I am referring to the agreement on referendum embodied in the coalition agreement. Thus, the interpretation of these provisions is up to the coalition politicians. It’s hard to imagine that they will go to any independent judicial procedure with a request for interpretation of the provision in question. There is no other way than mutual agreement. Since the Pact has been substantially changing the way the EU institutions are working, e.g. voting in the Council of EU, and gives new tasks to EU institutions, one can hardly say that it did not concern the EU´s primary law. However, we can discuss whether the “trigger” of referendum, according to the coalition agreement, should be solely a formal change of the founding EU Treaties, which is not going to happen anyway. Or we can discuss if the referendum’s trigger should be any material change of the primary law, seen as a set of international legal provisions governing the EU and the functions of its institutions. As I already mentioned, it is up to politicians to agree on a correct interpretation.
The overall structure of the economic and monetary union has changed since the commitment to adopt a common European currency; furthermore it also changes the contract for fiscal union. Is the government counting on the fact that citizens would decide on the future adoption or rejection of the euro in referendum?
There are new conditions for countries joining the economic and monetary union, in addition to meeting Maastricht criterions, as well as gaining accession to the previously mentioned Fiscal Pact with all resulting consequences, but also participation in the euro zone rescue mechanisms, e.g. in the European Financial Stability Facility (EFSF) and the upcoming European stability mechanism (ESM). Therefore, adopting the euro will be associated with significant financial costs. Given the above, it is reasonable that the government considers such a considerable change of our commitment to the adoption of the euro to be interconnected with referendum. It is, however, a matter of political discussion, and the principled approach to the relationship between the representative and the plebiscite elements in democracy.
In this respect, how do you perceive further the development of EU integration? Has the European integration process reached its peak, and now can we await a gradual return to nation states?
I personally have doubts about how the current process of European integration will continue. The decision-making within the EU, but after all within the national states as well, takes place increasingly in the spirit of some processes automatically related to each other, and these processes are losing factors of politically and democratically legitimate decision-making. Thus, it has been left to legitimacy to make the decision-making more effective.

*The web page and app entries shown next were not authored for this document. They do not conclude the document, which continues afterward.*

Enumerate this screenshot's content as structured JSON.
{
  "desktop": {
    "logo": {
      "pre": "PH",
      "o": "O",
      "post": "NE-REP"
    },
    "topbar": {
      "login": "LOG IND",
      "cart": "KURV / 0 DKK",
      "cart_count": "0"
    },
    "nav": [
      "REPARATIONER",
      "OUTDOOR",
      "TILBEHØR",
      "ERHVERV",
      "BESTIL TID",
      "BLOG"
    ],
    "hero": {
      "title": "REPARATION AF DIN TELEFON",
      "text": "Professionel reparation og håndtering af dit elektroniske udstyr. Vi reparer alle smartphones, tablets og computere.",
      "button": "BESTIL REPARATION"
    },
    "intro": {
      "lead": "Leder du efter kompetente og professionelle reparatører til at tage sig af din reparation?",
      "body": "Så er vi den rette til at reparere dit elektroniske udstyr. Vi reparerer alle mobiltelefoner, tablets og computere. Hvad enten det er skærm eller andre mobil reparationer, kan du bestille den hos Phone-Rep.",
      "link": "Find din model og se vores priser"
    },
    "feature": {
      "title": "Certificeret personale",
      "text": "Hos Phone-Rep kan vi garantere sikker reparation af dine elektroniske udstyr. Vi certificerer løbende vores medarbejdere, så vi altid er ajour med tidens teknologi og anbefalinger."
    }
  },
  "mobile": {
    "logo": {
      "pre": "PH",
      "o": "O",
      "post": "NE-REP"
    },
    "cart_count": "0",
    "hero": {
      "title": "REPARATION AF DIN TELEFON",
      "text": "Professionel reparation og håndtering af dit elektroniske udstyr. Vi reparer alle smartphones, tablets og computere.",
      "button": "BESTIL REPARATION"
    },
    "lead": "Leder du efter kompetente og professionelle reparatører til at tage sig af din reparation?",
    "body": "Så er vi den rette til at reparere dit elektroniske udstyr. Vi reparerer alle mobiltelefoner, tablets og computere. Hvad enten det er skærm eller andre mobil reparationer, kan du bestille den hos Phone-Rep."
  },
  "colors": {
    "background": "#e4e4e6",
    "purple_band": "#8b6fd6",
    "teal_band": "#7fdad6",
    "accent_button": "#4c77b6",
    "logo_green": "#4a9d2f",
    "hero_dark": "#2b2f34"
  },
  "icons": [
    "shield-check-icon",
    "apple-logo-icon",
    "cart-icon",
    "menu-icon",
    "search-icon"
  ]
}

Not surprisingly, the gap between a real will of citizens, and actual steps, is widening. Then again, any argument is based on some “objective necessity”, pressure of financial markets, stability of the currency, etc., no matter what opinions resonate in society. Therefore, I hope to avoid an overheating of the integration process, which would result in the opposite. What is happening in the euro zone is a shining example. In the beginning, it was a nice idea of common currency leading to greater political connections and reinforcement of interconnections between European nations. Today, we have a situation where the tension and mutual mistrust among the euro zone members, and their nations respectively, are much higher than before the foundation of the monetary union. I do not think that the integration process has reached its peak, however any of its shifts would be linked with a growing tension in society if the process would be justified only with its effectiveness and not with the population’s will as well.